>>>

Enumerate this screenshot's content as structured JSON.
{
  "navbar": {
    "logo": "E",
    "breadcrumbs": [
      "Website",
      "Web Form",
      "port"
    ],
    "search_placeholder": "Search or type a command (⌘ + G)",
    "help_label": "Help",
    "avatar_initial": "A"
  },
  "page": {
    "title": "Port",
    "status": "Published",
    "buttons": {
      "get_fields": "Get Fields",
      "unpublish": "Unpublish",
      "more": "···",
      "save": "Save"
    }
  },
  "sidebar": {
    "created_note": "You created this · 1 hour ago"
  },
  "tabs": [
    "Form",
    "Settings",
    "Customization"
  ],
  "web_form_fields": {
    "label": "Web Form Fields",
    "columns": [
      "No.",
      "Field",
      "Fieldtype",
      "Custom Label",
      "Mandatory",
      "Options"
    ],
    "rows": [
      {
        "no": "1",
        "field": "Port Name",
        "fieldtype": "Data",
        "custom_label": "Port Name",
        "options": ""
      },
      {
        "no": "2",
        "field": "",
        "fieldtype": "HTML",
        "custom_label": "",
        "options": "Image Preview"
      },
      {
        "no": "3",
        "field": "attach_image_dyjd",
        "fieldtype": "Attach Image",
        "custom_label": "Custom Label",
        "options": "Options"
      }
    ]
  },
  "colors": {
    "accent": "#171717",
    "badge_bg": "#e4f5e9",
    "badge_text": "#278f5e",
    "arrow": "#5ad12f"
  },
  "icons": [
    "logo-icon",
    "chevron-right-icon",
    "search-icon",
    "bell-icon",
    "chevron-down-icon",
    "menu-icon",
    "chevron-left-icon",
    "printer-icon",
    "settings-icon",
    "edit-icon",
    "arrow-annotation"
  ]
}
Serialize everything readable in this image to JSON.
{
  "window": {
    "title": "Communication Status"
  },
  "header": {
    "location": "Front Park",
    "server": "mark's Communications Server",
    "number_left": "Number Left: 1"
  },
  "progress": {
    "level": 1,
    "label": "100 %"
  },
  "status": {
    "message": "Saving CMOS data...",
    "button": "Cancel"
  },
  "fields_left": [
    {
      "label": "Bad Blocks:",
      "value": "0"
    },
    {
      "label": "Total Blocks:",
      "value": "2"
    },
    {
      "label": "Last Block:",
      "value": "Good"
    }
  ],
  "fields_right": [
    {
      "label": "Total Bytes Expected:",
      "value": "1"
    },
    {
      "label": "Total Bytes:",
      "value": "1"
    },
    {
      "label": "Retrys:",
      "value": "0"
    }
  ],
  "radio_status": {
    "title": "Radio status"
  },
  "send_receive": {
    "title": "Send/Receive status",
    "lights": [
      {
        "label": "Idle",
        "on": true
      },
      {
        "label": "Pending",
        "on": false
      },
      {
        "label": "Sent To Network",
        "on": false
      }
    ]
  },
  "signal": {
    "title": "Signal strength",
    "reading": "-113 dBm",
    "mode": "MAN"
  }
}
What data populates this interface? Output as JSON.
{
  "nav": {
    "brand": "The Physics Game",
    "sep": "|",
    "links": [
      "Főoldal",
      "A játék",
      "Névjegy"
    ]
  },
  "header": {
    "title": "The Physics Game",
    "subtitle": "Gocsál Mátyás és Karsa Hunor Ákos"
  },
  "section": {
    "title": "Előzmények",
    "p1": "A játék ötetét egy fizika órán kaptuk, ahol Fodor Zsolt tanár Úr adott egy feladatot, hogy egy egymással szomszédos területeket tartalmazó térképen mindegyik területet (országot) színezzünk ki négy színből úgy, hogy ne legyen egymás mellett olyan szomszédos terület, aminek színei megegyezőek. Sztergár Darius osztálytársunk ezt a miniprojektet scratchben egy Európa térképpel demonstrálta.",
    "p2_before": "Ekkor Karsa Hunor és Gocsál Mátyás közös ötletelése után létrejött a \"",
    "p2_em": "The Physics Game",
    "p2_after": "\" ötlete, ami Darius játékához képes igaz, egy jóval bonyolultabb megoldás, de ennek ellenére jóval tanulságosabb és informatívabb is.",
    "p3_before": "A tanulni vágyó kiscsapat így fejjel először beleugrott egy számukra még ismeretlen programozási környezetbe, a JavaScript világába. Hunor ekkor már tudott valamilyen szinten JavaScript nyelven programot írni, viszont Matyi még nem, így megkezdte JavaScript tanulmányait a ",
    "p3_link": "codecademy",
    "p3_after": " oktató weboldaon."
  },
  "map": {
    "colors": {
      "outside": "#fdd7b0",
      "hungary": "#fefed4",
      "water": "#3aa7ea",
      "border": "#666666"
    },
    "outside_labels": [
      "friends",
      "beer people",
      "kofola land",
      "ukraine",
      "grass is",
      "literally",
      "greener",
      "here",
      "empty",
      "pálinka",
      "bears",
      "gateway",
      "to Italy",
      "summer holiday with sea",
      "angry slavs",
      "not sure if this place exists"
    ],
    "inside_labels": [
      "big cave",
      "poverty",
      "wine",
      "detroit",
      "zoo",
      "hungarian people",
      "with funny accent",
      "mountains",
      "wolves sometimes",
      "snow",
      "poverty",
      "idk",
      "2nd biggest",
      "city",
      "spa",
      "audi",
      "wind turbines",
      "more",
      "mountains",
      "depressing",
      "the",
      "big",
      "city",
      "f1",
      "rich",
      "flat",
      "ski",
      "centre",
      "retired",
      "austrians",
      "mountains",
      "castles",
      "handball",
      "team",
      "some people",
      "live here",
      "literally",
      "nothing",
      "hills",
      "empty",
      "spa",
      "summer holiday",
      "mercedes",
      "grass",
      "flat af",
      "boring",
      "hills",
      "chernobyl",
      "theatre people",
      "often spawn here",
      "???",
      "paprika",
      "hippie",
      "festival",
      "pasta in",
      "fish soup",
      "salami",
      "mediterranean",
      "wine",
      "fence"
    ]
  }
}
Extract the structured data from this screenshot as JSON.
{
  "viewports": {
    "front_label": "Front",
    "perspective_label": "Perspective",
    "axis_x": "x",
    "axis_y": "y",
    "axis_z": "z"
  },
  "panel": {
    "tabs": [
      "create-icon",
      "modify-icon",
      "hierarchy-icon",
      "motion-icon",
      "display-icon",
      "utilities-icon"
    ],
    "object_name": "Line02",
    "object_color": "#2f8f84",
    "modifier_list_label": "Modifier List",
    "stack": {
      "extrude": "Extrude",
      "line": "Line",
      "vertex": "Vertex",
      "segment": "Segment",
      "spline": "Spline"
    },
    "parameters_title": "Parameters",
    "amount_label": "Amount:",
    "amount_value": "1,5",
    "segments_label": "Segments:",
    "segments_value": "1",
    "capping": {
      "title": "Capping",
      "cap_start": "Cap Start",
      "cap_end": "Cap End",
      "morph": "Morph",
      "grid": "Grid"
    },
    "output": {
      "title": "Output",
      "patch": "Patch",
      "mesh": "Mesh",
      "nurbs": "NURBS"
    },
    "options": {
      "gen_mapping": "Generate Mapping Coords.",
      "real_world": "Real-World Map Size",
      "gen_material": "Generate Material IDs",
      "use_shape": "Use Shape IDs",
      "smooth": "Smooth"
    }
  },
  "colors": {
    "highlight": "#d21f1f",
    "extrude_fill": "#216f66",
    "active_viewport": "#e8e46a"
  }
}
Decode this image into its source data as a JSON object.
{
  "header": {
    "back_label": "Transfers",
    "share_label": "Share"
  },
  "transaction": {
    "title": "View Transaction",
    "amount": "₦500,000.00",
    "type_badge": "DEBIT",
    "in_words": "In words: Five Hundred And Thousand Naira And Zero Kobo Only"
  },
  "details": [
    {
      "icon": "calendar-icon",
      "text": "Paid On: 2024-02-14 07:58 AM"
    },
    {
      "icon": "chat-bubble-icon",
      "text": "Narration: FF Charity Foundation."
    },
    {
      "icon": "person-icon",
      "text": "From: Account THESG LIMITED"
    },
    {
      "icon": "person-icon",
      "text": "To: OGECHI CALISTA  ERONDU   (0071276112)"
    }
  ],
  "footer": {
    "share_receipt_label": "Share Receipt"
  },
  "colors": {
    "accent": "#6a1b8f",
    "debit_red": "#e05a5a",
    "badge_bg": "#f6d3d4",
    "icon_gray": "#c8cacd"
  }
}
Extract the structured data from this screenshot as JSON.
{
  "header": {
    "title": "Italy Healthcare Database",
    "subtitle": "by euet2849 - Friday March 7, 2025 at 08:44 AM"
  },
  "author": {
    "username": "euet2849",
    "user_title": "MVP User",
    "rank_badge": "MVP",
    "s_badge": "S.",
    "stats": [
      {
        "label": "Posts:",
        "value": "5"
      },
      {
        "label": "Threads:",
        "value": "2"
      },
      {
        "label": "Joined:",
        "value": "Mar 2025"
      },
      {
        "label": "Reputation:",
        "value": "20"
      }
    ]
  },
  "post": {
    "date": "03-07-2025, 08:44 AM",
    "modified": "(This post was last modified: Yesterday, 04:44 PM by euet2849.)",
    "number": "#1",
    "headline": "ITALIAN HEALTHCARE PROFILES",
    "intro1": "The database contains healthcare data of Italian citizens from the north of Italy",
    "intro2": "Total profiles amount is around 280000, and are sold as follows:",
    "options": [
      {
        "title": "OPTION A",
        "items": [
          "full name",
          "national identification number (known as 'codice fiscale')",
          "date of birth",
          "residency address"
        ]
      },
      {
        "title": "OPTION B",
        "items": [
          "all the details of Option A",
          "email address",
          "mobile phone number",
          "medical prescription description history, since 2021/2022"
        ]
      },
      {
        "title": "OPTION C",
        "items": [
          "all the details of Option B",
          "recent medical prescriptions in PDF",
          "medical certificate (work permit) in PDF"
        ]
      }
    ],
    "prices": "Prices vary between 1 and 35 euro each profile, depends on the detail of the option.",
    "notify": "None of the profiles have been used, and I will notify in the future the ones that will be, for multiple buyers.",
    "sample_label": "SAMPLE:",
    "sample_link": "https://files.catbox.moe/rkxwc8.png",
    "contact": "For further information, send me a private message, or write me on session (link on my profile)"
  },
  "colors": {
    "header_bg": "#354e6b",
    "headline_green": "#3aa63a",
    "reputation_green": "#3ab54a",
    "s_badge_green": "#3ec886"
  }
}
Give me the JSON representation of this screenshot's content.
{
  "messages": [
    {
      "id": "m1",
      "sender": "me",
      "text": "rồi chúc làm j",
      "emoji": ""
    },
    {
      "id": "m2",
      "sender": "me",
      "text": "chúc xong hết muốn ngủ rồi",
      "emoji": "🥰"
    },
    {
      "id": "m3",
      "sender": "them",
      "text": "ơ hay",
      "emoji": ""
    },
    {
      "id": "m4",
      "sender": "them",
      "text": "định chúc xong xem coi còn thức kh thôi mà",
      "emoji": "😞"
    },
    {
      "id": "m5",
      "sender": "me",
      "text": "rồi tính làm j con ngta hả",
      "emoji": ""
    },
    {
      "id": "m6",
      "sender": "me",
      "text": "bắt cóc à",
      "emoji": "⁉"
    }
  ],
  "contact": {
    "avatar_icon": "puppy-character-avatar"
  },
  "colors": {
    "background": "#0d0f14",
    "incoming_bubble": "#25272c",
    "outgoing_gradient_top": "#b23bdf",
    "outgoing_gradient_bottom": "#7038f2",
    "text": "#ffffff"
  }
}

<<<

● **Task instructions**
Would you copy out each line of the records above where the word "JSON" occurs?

● **Output**
Enumerate this screenshot's content as structured JSON.
Serialize everything readable in this image to JSON.
What data populates this interface? Output as JSON.
Extract the structured data from this screenshot as JSON.
Decode this image into its source data as a JSON object.
Extract the structured data from this screenshot as JSON.
Give me the JSON representation of this screenshot's content.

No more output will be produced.